For anyone who is anticipating doing some “mistletoe-ing” this holiday season, Caesandra Seawell has got some lip-smacking news for you. Caesandra is the creator and curator of The Kissing Museum; a concept that revolves around taking the kiss to an entirely different level. While still keeping the kiss intimate, she has figured out how to ignite the passionate pluck in a more open and public environment. I have a feeling that we’re going to be hearing a lot from Caesandra from this day forward, as we lead up to one of the most significant kissing days of the year – Valentine’s Day. If you’re a fan of a romantic lip lock, read the following and then look for The Kissing Museum’s upcoming public events, including one called “MISTLETOE-ing”… coming to Bidwell Park on Saturday, December 29th at 4pm.
3 questions with Caesandra:
“But isn’t every kiss the same?!” That is the most common question I’m asked when I tell people I’m building a museum about kissing. In fact, each kiss can be very different. The average kiss lasts only 20 seconds–think about how many tiny half-second chicken pecks you’ve experienced compared to the 1-5 second volley of peppery kisses along your throat compared to the deep, soul probing that still lasts only half a minute. The physical contact is relatively brief, but the memory of the kiss–good or bad–can last a lifetime. When I first thought of the idea of collecting kisses, I struggled with capturing them–what is there to see? How do you display a sensation that doesn’t leave evidence? As a result, I developed the Kiss-n-Tell series which treats a kiss like a butterfly specimen pinned under glass, but with a tag that lets the butterfly tell you where it’s traveled.
“What makes a kiss good?” There are a lot of factors like context, technique, or chemistry. I’ve been collecting kisses for more than a decade, so I know that even if two people are attracted to each other, they experience that same kiss differently. For instance, are they sneaking around so his parents won’t be upset? Does one partner feel they are breaking a taboo by kissing a much younger person, a married person or is that the fourth person they’ve kissed that night? Has the couple just survived a blind date or are they in the hospital about to deliver their second child? Some people need the seclusion of the car, a dark alcove or a bedroom to focus their intimacy. Others enjoy the exhibitionism of a bumpy carriage seat or picnicking in the woods or at the top of a ferris wheel. The physical details are often as significant as the history of the relationship or the mental state of each partner. Technique can be re-learned or tweaked with each partner. Mutual sincerity is the most difficult element to find … and maintain. Not every kiss is a toe-tingler, but there is magic when both people really really seek a connection other person at the end of their cupids bow (that the name of lip part–not the cherub).
“What kiss is the favorite of your collection?” I have hundreds of kisses and there are several I enjoy for different reasons.
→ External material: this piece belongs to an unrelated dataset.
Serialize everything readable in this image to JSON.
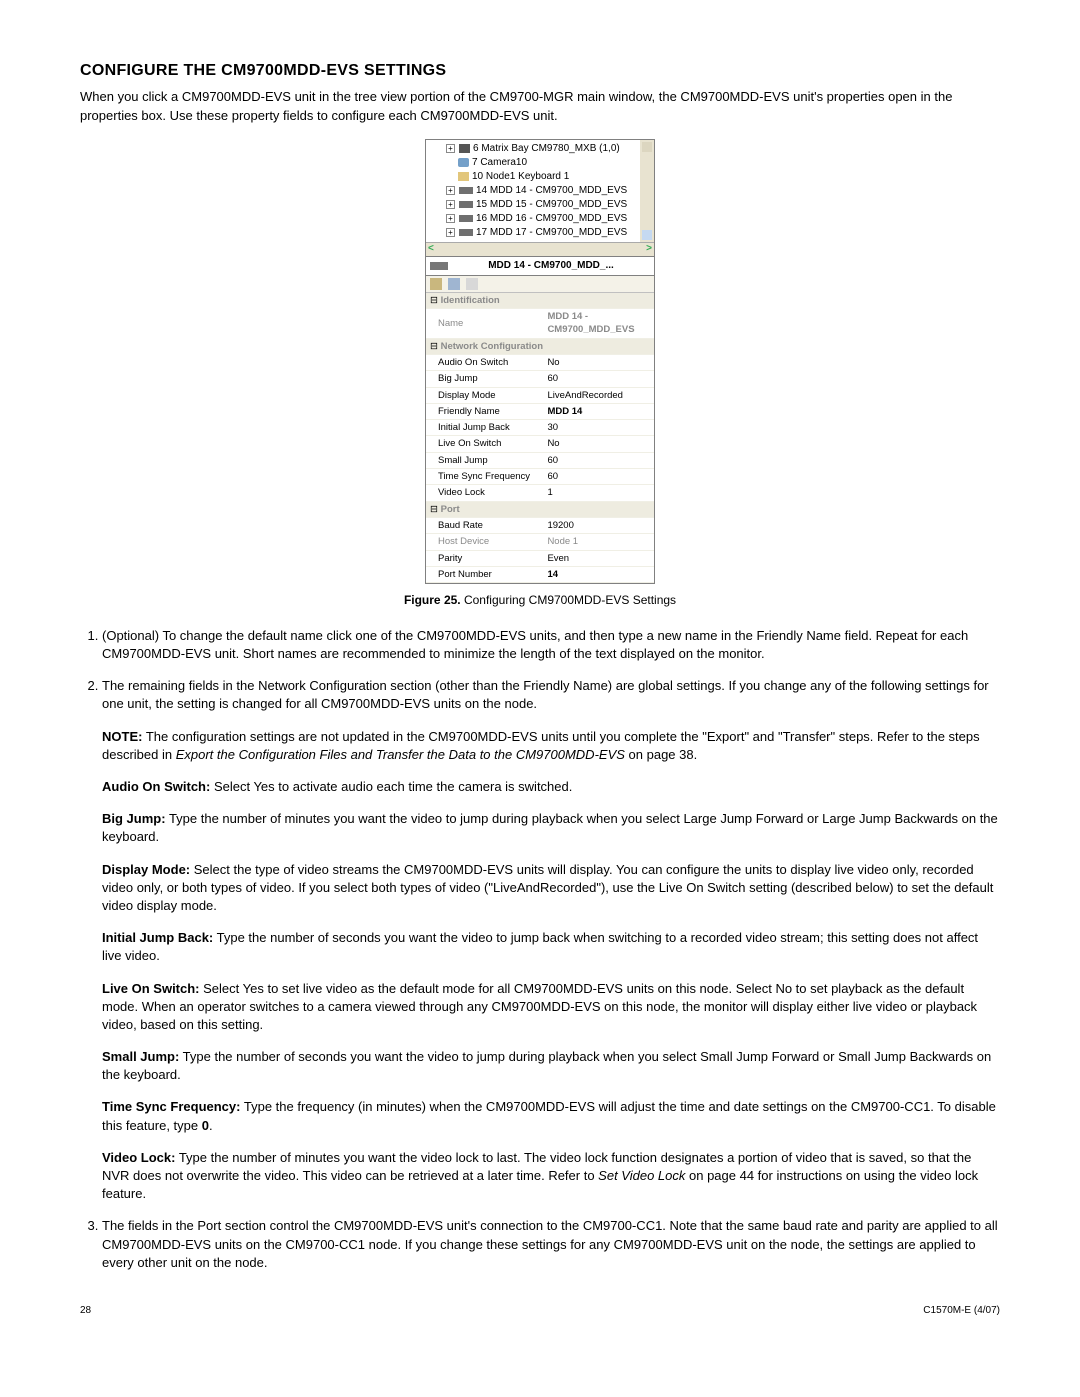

However, the stories mean the most to me because they are personal and were entrusted to me to archive. In some cases, I may be the only other person outside of the kissers who ever heard the story. As a collector–even the kissing fiascos are worth keeping. Many of my photographs will be antiques in the next show including several stereoscope cards and one glass negative. I have a couple kissing on water skis and another of a cowboy lassoing his partner, and one of a 60s housewife kissing two teenage boys on her couch! I am always looking for diversity, so feel free to donate any kissing photos you have; each month I give facebook fans a homework assignment to try and round out themes in my collection–there are thousands of kisses I don’t have yet.
Caesandra – Curator, The Kissing Museum – Facebook
Details for the next few Kissing Museum events:
is Saturday, December 29th at 4pm in Bidwell Park (the side closer to Aroma) – Facebook event
Free to anyone with functioning LIPS. Once the crowd has assembled there will be some basic instruction/introduction and then people will be permitted to kiss anyone and everyone that mutually consents. Buffalo YarnBombers Anonymous have graciously provided over 35 sprigs of mistletoe and we will hang the sprigs in the trees just before the event. At 4pm the public will find half a dozen or so trees FULL of mistletoe that they can smooch under. There may be some loosely designated spots for COUPLES or SEEKING, but there will be at least one tree designated MARATHON. Those kissing under that tree will be competing for a small gift from the museum and the honor of kissing the longest without breaking lip contact.
WARM LIPS MELT SNOW
is Saturday, January 12th at The Foundry, 298 Northampton St. from NOON-5pm. The Kissing Museum will feature images from the collection which include any images of kissing which occurred while sledding, skiing, sleighing or generally romping in snow. – Facebook event
The public is encouraged to go out and document their own kisses and submit them for the museum’s official collection.
The RULZ: Two humans, not blood-related, making lip-to-lip contact
is Saturday, February 8th at The Foundry, 298 Northampton St. from NOON-5pm. The Kissing Museum will feature VIDEO from the public of their longest, most impressive lip locks. We will also display still images from the good ole days when kissing contests were more popular. – Facebook event
The public is encouraged to go out and document their own kisses and submit them for the museum’s official collection; all video should be at least 60sec to be considered.
Photo: The Kissing Museum